A friend recently made the observation that historians have been saying 2011 is a year which has completely changed the course of human history. While, on reflection, I think that he was pointing out the silliness of historians predicting the future, it is a point worth considering.

On January 4th, almost a month after setting himself on fire in protest against ongoing extortion and abuse by Tunisian police, Mohammed Bouazizi passed away in hospital. The original act of self-immolation proved to be the catalyst for the Tunisian people to rise up and his passing gave the Tunisians the inspiration needed to complete the revolution.

As the revolution was being fought in Tunisia it spread across the region. By late February a number of countries had had some successes: protesters in Jordan, Oman, Yemen and Iraq had secured mass resignations of politicians, the Lebanese and Oman governments had granted greater economic concessions to their citizens, Tunisian President Zine Ben Ali had fled to Saudi Arabia and Egyptian President Hosni Mubarak found himself awaiting trial by the interim government.

The chapter of the Arab Spring that remains freshly stamped in our collective memory is that of the Libyan revolution and the death of Muammar Qaddafi after several months of bloody civil war.

While coverage of the various uprisings has waned as the days have passed, the Arab Spring is far from over: Egyptians are now rallying against the brutal military regime that replaced Mubarak, Libyans are having to work out a way to rebuild their country without further fighting and fighting continues in Syria.

In the early days of the Arab Spring, and particularly in Egypt, the Internet was lauded as a vital tool for protesters as mobile technology, Twitter, Blackberry messaging and other services could be used to quickly disseminate information, organise rallies, direct protesters and gather photographic and video evidence of what was going on. This adaptation of mobile technologies was seen again later in the year during the English riots and was a key factor in the establishment and ongoing organisation of the Occupy movement.

Speaking of England, April saw the wedding of Prince William and Cate Middleton in a televised ceremony estimated to have been watched by some two billion people worldwide. After a decade-long lull in the Republic debate it appeared that all but the staunchest republicans were drifting back in favour of the Monarchy, though the prospect of Prince William becoming our next Governor-General was met with a tepid response.

But the glory and pomp of the Royal Wedding was quickly moved aside as economic and social woes forced their way to the forefront.

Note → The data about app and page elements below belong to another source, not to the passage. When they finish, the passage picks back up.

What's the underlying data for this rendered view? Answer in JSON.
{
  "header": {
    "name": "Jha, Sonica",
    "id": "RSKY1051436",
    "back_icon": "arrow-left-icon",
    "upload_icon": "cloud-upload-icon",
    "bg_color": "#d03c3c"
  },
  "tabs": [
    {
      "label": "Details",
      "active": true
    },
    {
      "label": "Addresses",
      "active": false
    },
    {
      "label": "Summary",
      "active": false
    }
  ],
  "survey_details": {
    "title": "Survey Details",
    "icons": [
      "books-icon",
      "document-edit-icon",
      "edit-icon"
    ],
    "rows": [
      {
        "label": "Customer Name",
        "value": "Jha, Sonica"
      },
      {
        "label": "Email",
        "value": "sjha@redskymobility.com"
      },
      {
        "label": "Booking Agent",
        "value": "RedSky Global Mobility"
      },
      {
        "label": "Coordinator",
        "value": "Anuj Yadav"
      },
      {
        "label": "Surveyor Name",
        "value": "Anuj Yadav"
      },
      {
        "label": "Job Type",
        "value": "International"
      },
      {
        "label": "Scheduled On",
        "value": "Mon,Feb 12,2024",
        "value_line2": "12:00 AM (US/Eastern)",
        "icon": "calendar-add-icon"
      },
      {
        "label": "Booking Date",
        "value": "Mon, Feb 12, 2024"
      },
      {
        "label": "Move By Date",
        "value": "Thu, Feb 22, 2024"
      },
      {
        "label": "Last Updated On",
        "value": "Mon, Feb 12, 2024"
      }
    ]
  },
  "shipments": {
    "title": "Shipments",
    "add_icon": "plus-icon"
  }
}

Students, angered by universities raising their fees to £9000 a year took to the streets and occupied their campuses, public servants marched against austerity measures and a combination of anger, frustration and opportunism led to the Tottenham riots and, in turn, looting and destruction.

As we speak, the British government is trying to mitigate traditional English separatism with the need to sustain the Euro and we will enter 2012 with greater uncertainty over the future of the Eurozone than at any time during its existence. The manner in which this is resolved (or not resolved) will have a lasting effect on Europe, and will quite probably set the global economic trend until the next crisis. The dominance of France and Germany over the rest of Europe is already creating an interesting dynamic within the region and it will be exciting to see what structures emerge from the current crisis.

America, not wanting to be outclassed by Europe, has been dealing with its own people’s frustration at the crumbling economy, unemployment and the threat of terrorism. On the last point, President Obama at least had some success with the announcement in May that US troops had killed Osama bin Laden in Pakistan. President Obama also announced the partial demobilisation of US troops serving in Afghanistan and, more recently, the withdrawal of forces from Iraq. Given the cultural and political impact of the Afghanistan and Iraq campaigns it will be interesting to see how the US and other western nations fill that gap.

Back in New York, protesters angry about a range of issues, both social and economic, came together to occupy Wall Street and launch a global movement. By December the Occupy movement had spread to over 2,700 sites around the world and had met with fierce, violent resistance from local authorities. To avoid the violence and mass arrests many occupations have adopted new tactics but the Occupy movement has earned its place in our history books and the organisational lessons learned will have a major influence on future movements.

One would have thought that 2011 had had its fill of important events yet the very recent passing of Kim Jong-il has thrust more uncertainty upon the world. Kim Jong-il’s son, Kim Jong-un, has been named as his father’s successor but it is unclear whether that transition will happen peacefully or whether military leaders will seize the opportunity to take control. Either way, many powerful eyes will be fixed on the Korean peninsular.

So will 2011 prove a watershed year? I believe it will. We are seeing new social and cultural movements emerge and the structures that govern our world are being tested in ways that usually precede change. Who can say if there will be change or if it will be for the better? Not me.

But one thing we can be certain of: 2012 will be an interesting and exciting year.